in one of his exoteric writings now lost to us. The chapter cites Eudoxus, and it is at least a possibility that Eudoxus used a similar argumentbyelimination that also relied on TED, yet with a different goal, namely, to demonstrate the higher rank of pleasure compared to virtue, as part of his
are no reasons at all. I don’t doubt that this is so. Yet I find myself unable to believe Streumer’s conclusion for the much more mundane reason that I find his arguments for it to be unconvincing. In essence, Streumer’s argument for the error theory is an argumentbyelimination. He argues, against

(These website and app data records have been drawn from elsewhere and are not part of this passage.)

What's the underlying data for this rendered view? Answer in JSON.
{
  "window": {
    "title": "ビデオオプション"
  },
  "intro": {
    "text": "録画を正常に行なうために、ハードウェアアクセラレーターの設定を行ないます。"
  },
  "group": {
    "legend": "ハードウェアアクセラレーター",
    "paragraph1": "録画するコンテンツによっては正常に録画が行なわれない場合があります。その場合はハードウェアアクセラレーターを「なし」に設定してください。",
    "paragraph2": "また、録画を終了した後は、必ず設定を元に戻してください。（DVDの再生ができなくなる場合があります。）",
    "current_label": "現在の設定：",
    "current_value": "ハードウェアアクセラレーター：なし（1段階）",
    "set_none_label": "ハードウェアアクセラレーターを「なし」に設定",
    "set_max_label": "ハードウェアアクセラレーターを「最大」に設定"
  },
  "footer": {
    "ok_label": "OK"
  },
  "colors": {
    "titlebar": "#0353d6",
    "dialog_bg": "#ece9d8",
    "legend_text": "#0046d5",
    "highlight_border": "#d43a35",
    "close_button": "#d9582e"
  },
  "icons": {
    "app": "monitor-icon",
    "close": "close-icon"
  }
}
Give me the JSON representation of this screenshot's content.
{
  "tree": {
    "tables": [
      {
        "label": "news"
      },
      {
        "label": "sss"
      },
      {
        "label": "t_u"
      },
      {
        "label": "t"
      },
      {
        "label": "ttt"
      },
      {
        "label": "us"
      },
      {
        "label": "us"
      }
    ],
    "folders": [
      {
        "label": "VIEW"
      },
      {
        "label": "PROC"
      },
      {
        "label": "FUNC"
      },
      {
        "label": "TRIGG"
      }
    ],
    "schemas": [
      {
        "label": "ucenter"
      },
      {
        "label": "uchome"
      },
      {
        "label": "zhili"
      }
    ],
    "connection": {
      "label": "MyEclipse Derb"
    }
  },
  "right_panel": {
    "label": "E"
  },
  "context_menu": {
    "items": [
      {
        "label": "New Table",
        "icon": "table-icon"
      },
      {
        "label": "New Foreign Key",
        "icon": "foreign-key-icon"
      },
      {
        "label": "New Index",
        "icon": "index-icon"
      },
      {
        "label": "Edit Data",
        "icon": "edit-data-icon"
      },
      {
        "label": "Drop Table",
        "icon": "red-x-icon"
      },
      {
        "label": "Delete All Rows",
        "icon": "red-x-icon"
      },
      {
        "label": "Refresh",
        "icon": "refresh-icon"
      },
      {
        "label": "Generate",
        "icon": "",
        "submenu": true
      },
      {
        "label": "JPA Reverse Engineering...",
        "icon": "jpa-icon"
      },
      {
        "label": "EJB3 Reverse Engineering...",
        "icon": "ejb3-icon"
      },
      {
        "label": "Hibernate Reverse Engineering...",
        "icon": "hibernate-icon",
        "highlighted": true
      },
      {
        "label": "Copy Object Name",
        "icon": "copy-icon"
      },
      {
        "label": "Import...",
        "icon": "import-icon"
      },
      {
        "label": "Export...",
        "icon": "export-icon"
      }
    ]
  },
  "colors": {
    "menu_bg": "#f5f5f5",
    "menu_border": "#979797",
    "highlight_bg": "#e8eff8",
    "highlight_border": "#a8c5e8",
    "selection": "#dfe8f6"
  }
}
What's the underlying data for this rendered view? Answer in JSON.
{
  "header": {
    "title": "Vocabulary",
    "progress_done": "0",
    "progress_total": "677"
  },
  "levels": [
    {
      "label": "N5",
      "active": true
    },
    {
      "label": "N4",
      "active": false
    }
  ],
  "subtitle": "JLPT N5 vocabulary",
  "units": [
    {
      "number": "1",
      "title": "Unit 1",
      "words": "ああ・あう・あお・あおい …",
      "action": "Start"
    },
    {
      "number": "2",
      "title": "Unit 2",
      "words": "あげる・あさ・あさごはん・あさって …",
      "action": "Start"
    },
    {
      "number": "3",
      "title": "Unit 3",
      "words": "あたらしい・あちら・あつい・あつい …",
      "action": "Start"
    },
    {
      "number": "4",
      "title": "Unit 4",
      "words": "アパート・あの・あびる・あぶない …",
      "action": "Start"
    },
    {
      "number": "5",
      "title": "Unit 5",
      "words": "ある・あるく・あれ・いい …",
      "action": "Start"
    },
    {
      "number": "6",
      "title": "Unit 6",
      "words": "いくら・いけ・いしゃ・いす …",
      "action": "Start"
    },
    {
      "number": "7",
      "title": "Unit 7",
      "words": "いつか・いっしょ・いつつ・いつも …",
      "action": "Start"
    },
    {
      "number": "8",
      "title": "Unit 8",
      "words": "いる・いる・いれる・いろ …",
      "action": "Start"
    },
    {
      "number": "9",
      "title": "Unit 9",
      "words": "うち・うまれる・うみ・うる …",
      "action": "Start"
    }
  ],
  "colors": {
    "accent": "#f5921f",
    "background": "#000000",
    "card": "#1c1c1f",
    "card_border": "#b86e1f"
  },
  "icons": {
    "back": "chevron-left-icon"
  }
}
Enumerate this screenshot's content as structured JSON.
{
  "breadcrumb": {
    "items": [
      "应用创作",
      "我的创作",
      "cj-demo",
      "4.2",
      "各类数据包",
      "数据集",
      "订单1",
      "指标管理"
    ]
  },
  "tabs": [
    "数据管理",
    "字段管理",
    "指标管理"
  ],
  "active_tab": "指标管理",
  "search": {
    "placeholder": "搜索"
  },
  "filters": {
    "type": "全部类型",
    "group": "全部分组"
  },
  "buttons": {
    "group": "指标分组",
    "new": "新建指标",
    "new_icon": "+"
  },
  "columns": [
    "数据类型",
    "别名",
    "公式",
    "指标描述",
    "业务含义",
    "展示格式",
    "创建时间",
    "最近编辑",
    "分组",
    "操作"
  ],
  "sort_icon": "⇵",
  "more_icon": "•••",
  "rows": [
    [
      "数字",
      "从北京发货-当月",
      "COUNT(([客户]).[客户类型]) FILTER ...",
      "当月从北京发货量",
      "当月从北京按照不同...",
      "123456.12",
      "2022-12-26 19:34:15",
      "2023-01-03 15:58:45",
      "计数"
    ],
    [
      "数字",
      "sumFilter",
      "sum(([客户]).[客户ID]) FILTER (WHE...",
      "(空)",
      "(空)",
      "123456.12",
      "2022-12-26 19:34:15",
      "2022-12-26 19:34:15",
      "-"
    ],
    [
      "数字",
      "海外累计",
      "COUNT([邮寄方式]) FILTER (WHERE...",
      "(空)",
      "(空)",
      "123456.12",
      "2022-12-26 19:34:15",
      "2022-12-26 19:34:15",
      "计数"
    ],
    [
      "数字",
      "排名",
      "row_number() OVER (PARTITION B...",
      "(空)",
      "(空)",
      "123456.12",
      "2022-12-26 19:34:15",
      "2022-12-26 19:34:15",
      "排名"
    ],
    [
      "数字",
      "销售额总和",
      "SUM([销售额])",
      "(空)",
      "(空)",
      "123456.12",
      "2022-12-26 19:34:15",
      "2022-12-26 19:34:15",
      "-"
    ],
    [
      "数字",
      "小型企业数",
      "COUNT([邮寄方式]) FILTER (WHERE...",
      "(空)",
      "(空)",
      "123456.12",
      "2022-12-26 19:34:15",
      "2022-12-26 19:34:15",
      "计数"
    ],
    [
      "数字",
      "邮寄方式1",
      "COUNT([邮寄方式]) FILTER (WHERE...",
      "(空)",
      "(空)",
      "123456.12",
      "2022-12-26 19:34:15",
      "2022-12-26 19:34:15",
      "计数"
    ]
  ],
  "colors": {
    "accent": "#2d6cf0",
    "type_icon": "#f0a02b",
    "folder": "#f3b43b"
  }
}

nothing more than an argumentbyelimination disqualifying groups (A)-(D) as genuine goods on the grounds that they all require the presence of something else (viz. wisdom) in order to produce benefit. The difficulty is that this by itself says nothing about why wisdom should be accorded any better
passage [B], though the difficulties start in [A]. According to the deflationary reading, the regress is designed to show that thoughts and desires have their source beneath the level of conscious psychic activity. On this interpretive line, the regress sets up an argumentbyelimination, first by
freedom is the only genuine alternative for a priori principles that cannot concern happiness, but Kant does not fully spell out such an argument in “Theory and Practice.” Such an argumentbyelimination might in any case not seem that compelling to someone to whom the ultimate value of happiness is
indivisibles or points (see Euclid’s definition: a point is that of which there is no part).
On this ‘argumentbyelimination’ for potential parts, see Holden, Architecture of Matter , 125.
Digby’s demonstration might appeal to Aristotle’s authority: in De generatione et corruptione I
, or an argumentbyelimination, what in classical logic is termed a disjunctive syllogism. One rules out all but one of the logically possible accounts of relations of similarity, so that only inheritance from a putative common ancestor remains ” (Harrison 2003:215; cf. also Aikhenvald & Dixon 2001b
luck or coincidence.) If then, these seem either to be coincidental results or to be for something, and they cannot be coin- cidental or chance result, they are for something ( ἕνεκα του ) ( Physics II, 8, 198b34- 199a7). Aristotle’s argumentbyelimination is fairly simple, and not hard to para
-of-produce from producer in Russia defined the structure not just as ‘exploitative’ (in their terms) but also as specifically capitalist , they rely mainly on argument-by-elimination that it was neither slave nor feudal. In their range of alternatives to be eliminated, they exclude, without explanation, the other